However, this is far from a perfect science, and now a study published in the journal Nature Methods shows that it can cause unintended mutations in genomes. This is particularly concerning when you consider the fact that clinical trials of using CRISPR on humans are already underway in places like China.
Columbia University Medical Center’s Stephen Tsang, who co-authored the study, urged the scientific community to consider the possible hazards of off-target mutations. In the study, his team sequenced mice genomes that had previously been subjected to the CRISPR technology in order to cure blindness. They found 1,500 single-nucleotide mutations and more than 100 bigger deletions and insertions when they examined the genomes of two of the subjects in depth.
The scientists are pressing for a more accurate way to check for mutations, insertions and deletions in genomes, such as using whole-genome sequencing rather than depending on computer algorithms alone. Computer algorithms did not detect any of the mutations that were discovered in the study, which is startling.
Study co-author Alexander Bassuk of the University of Iowa concurred, saying that the predictive algorithms work well when CRISPR is used on tissues or cells in a dish, but it has serious shortcomings when used on living animals. With this method, a computer model is used to predict where mutations might occur, and then only those areas are checked in depth to see if any unintended changes took place in the genetic code.
The technology has been particularly popular in China, where the government and some corporations are making huge investments in CRISPR. In fact, Chinese scientists say they were the first to make a type of wheat that is resistant to a fungal disease. They also claim to have created more muscular dogs and leaner pigs. What they often fail to mention, however, is the fact that 30 of the 32 pigs they subjected to the technique died prematurely, showing that even the simplest of genetic tweaks can have a big impact on the animal throughout its lifetime.
While few people would argue with the importance of finding a way to cure cancer, not all uses of CRISPR are ethical. For example, the Chinese scientists who found a way to make dogs more muscular, jump higher and run faster are considering using the technology to benefit the military and police by creating stronger dog breeds. If that happens, it’s only a matter of time before they start using it to alter human DNA to create “better” police officers and soldiers.

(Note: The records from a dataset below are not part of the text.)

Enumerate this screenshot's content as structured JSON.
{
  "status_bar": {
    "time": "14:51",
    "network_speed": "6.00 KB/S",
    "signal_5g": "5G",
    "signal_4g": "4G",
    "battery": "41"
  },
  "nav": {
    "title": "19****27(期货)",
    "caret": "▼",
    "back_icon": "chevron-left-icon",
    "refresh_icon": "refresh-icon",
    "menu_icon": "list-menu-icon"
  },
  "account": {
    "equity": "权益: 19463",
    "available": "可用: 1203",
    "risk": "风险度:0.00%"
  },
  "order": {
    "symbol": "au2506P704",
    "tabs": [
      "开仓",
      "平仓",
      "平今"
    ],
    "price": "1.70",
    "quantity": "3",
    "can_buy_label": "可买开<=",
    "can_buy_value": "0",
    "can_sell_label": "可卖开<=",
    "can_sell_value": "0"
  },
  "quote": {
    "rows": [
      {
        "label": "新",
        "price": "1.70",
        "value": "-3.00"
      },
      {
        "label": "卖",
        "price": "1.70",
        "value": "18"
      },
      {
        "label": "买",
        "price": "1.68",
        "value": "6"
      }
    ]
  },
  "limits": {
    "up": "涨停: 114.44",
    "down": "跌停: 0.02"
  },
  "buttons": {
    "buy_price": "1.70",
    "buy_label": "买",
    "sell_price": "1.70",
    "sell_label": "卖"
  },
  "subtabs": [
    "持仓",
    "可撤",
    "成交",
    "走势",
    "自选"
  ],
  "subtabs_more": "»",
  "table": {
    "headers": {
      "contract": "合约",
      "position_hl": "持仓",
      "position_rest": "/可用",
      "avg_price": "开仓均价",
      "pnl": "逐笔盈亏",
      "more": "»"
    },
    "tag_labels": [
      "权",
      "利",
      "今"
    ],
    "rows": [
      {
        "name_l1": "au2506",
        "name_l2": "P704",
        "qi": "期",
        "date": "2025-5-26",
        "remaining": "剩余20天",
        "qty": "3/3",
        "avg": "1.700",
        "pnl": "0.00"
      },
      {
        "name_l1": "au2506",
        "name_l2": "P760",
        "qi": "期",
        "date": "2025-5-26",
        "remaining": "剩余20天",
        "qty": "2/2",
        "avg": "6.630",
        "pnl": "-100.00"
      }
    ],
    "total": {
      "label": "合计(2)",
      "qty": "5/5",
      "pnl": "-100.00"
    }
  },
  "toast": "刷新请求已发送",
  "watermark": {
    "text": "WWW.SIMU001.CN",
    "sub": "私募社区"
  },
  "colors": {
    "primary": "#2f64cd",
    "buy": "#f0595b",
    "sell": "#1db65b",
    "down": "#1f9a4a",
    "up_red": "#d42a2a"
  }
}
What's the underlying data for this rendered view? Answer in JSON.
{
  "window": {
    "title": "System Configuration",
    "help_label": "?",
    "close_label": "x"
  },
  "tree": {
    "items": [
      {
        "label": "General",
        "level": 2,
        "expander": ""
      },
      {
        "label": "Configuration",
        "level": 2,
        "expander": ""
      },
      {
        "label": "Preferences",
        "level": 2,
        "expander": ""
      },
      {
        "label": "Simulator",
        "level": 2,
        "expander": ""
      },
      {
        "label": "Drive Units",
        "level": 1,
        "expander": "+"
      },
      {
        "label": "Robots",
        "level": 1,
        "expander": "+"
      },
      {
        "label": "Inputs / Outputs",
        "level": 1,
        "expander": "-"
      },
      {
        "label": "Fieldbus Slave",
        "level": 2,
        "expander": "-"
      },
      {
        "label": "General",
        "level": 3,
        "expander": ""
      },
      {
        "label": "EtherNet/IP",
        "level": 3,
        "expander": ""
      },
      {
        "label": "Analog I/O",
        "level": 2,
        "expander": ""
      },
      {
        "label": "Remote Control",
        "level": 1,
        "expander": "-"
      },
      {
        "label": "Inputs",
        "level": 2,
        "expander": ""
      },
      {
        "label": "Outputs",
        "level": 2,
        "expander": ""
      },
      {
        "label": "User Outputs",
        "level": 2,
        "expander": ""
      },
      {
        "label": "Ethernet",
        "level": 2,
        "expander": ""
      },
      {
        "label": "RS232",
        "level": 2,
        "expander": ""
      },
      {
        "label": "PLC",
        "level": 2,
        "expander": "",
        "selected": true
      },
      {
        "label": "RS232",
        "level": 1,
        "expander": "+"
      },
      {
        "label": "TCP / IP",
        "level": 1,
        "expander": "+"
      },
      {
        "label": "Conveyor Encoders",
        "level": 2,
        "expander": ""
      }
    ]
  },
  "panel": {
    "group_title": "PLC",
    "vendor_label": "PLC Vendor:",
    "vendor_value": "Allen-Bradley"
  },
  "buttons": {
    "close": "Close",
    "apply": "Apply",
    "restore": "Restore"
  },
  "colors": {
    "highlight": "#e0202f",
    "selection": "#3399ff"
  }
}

Other scientists are eyeing the use of the technology to bring back extinct species, with one team of researchers saying they could use it to bring the woolly mammoth back from extinction in the next two years. A Harvard University research team wants to create a hybrid elephant/mammoth embryo with a view to saving the endangered Asian elephant from extinction. Could the reemergence of dinosaurs be right around the corner?